My writer’s journey began with letters I wrote home from college. Yes, we had long distance telephone service in those early times, but the good stuff — detailed descriptions of my doings, parental advice and our deepest feelings — were best expressed in those long, thoughtful ramblings, often written late at night.
I called my high school friend Mike the other day, to report to him that in one of these letters I described a trip the two of us made one weekend. He started in Boston, picked me up in New Haven and we set off for Philadelphia, with stops in New York City and Darien to visit friends, relatives and some girls I’d arranged to see. He was delighted to be reminded of that first of many adventures we shared. It was to be a dress rehearsal for our travels together throughout Europe in the summer of 1959. A book Mike sent me as a result of our phone conversation was by a colleague he said was a very good writer. My Lunch with Shostakovich: Essays from the Serendipitous World of a Nuclear Scientist. It was written by Jack Hollander, a fellow nuclear chemist and Mike’s close colleague at the UC — Berkeley radiation lab. Last week I finished reading it.
In recent years I have threatened to write an autobiography. Against my better judgment, I’ve concluded it should be my own. “How’s that?” you say. “How could an autobiography not be your own?” I did help help to write such a biographical memoir, however — Radio: One Woman’s Family in War and Pieces — my mother’s own life story. This sainted lady started it at least three times, and then her time ran out. She deserved a boost from someone who could finish her story. After all, I saw it all the way through to the end. And I had this urge, which she and my father nurtured throughout my formative years and beyond, to tell stories myself. To my dismay, and to my wife’s horror, I have succumbed to that pressing ache.

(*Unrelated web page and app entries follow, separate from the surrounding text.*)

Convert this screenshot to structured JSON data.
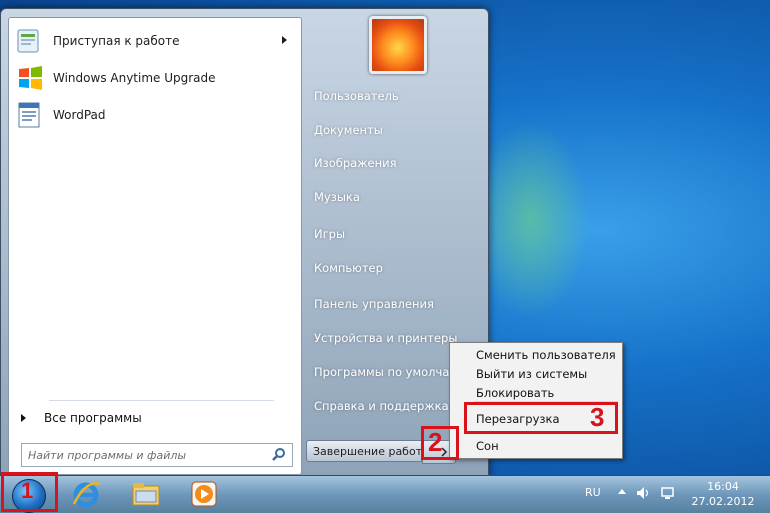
{
  "start_menu": {
    "programs": [
      {
        "label": "Приступая к работе",
        "icon": "getting-started-icon",
        "has_submenu": true
      },
      {
        "label": "Windows Anytime Upgrade",
        "icon": "windows-flag-icon",
        "has_submenu": false
      },
      {
        "label": "WordPad",
        "icon": "wordpad-icon",
        "has_submenu": false
      }
    ],
    "all_programs_label": "Все программы",
    "search_placeholder": "Найти программы и файлы",
    "right_items": [
      "Пользователь",
      "Документы",
      "Изображения",
      "Музыка",
      "Игры",
      "Компьютер",
      "Панель управления",
      "Устройства и принтеры",
      "Программы по умолчанию",
      "Справка и поддержка"
    ],
    "shutdown_label": "Завершение работы"
  },
  "power_menu": {
    "items": [
      "Сменить пользователя",
      "Выйти из системы",
      "Блокировать",
      "Перезагрузка",
      "Сон"
    ]
  },
  "annotations": {
    "step1": "1",
    "step2": "2",
    "step3": "3",
    "color": "#d8131b"
  },
  "taskbar": {
    "language": "RU",
    "time": "16:04",
    "date": "27.02.2012",
    "pinned": [
      "internet-explorer-icon",
      "explorer-folder-icon",
      "media-player-icon"
    ]
  }
}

Two biographical memoirs and three architectural mysteries later, I am faced, as we all are, with the specter of Covid 19 and our mortality. It reminds me that the time for procrastination is drawing to a close. While I can still sit up and take nourishment, lift a pen and tote a laptop, I’ve got to get at it. Maybe this bizarre turn in American life has given you time to think about a long-postponed desire to write. I have more to tell you about how you could start. But first, back to my point.
I’m even toying with titles. I thought of Tales from the Plague: An Architect’s Secret Horrors. But it sounded too scary and depressing. At the very least I must come up with a title people will pick up and read. So I’ve settled on one with half a chance. The intriguing title of Jack Hollander’s book of essays suggested to me that I might pick a memorable and humorous anecdote in my own checkered career as a title for my biographical memoir, So I settled as a working title on the following: My Brush with Jack Benny: Adventures in a Misspent Youth
The book Mike sent me mentions my friend’s own role in the important nuclear research carried on at the Berkeley lab. In addition to creating the thousand-page research study for the 1967 edition of a new Table of Isotopes. The author also credits Mike as very innovative in his research techniques. I already knew he had no fear of disturbing the status quo: He invented an electrified lunchbox, complete with a short order grill under its lid, One day he cooked hamburgers during our high school lunch hour. He also created the Cornstarch Bomb, blowing a cone of the substance into a Bunsen burner flame to demonstrate the principle of a dust explosion in the chem lab. This delighted the nubile coeds at surrounding lab tables but further aggravated the chronic migraines of Mr. Clader, our long-suffering chemistry teacher.
It occurred to me then and there that I have had enough misadventures, missed opportunities and funny stories of my own to make my autobiography worth reading. With the prospect of a coronavirus dogging our society for the next couple of years, I have begun to write it. Perhaps even some serious tips on writing will be included. With all my experience in the past dozen years in the new and expanding world of publishing, I’ve accumulated plenty of useful tips and discovered some paths to success. I’m happy to share them freely on the Greenskills subdomain of this website.. Whether or not you aspire to write, as a reader you might be interested in what’s going on behind the scenes in a typical writer’s journey.
How about you? Have any of you given serious thought to preserving your family and biographical memoir for the benefit of your offspring and posterity? With an eye to helping fellow new writers avoid some of the false starts, dead ends and time wasters I have engaged in during my quest to get written and published, I began writing an organized blog resource called A Wriiter’s Journey. It is completely free and explores in considerable detail the various increasing paths to success in today’s rapidly expanding publishing and self-publishing industry. I have already begun compiling my own misadventures in the writing and publishing field in a special subdomain of this website, called: A Writer’s Journey, which features Ten Basic Skills Every Writer Should Know.
Pub 2.1 Your Genre and Marketplace Position (a Writer’s Journey)